About Fine Art America

Fine Art America allows independent artists around the world to sell their art printed on dozens of items. In addition to traditionally framed wall art, the art and designs can be converted to wood art, metal prints, apparel, posters, tapestries, and art-inspired décor and lifestyle products such as shower curtains, duvet covers, throw pillows, yoga mats, tote bags, greeting cards, stickers, and spiral notebooks.

When buyers place an online order, the customized product is digitally printed at one of 16 production facilities in five different countries and shipped within 3 to 4 days. Hundreds and thousands of artists, photographers, and national brands sell their art on Fine Art America.

New Print Finishing, Packaging, and Design Event Planned for June 2022

The print finishing value chain will be the focus of a three-day exhibition and educational program being organized by The Association for PRINT Technologies (APTech) and the Foil & Specialty Effects Association (FSEA). Titled” Amplify,” the event will take place June 14-16, 2022 at the Minneapolis Convention Center in Minnesota.

At “Amplify,” print and packaging designers, commercial printers, print finishers, binders, mailers, and creatives can learn more about post-press processes such as metallic decorating techniques, folding and gluing, UV coating, laminates, laser cutting, perfect and mechanical binding, folding, and direct mail processing and software

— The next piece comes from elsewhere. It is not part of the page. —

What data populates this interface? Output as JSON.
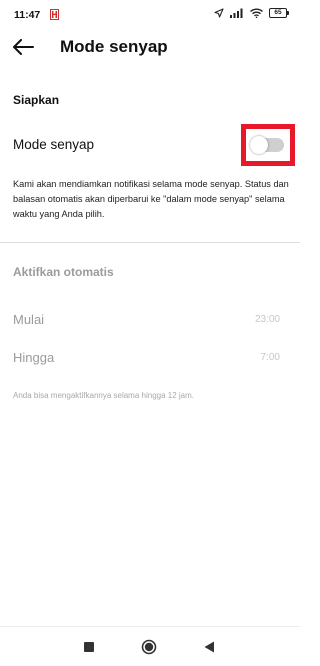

From the exhibit hall to the educational program and beyond, attendees will network with all the key players in the finishing cycle, learn best practices, discover emerging technologies, and hear real-world success stories.

Other association partners supporting Amplify include: AICC, the Independent Packaging Association, and RadTech, the Association for UV&EB Technology.

Amplify will feature an interactive learning experience through technology demonstrations, product spotlights, and classroom educational experiences. .

“After more than a year of virtual interactions and events, we’re proud to announce the launch of Amplify,” said Jeff Peterson, Executive Director of FSEA. “Amplify will connect and inspire all—from design to the final finished product.”

Kevin Abergel, Senior Vice President, Sales and Marketing at MGI Digital Technology, looks forward to Amplify, stating, “Finally, someone decided to connect all the different levels in the print finishing ecosystem, with manufacturers, designers, and brands working together and learning from one another.”
He expects the event to be more about community building than selling machines: “Amplify will be the new standard-bearer for what trade shows can be in the future.”

“I am truly excited about the opportunity the new Amplify event and conference will provide. It will be an excellent way for printers, finishers, and designers to gain critical insights into the ever-changing and evolving world of digital print, digital finishing, and techniques for designing with these new possibilities,” affirmed Myron Werner, Director of Sales, Packaging and Print, at NC-based KURZ Transfer Products.
“This event will allow many to explore these new processes “hands on” during the Technology Center demonstrations and discover new techniques to deliver designs to the market faster than ever. These evolving technologies are providing new concepts and opportunities never possible before and it’s time to see them all under one platform in one place. Amplify fits the need.”

“Print and packaging designers strive to catch the eye of the consumer, and commercial printers need their customers’ printed products to excel,” said Thayer Long, President of APTech. “Amplify will be the venue to showcase the accomplishments, best practices, and innovation happening in the print finishing industry.”

APTech’s dedicated exhibit team is committed to helping exhibitors and sponsors reach their customers, build awareness, and generate new leads. They will also be able to connect with key players in the print finishing value chain from designers, creative and art directors, printers, finishers, and mailers. Exhibitors will be able to demonstrate their creative products and services through technology demonstrations and product spotlights. Attendee registration for Amplify will launch in early 2022.

To learn more about Amplify, visit amplifyprint.org or contact the organizers at info@amplifyprint.org.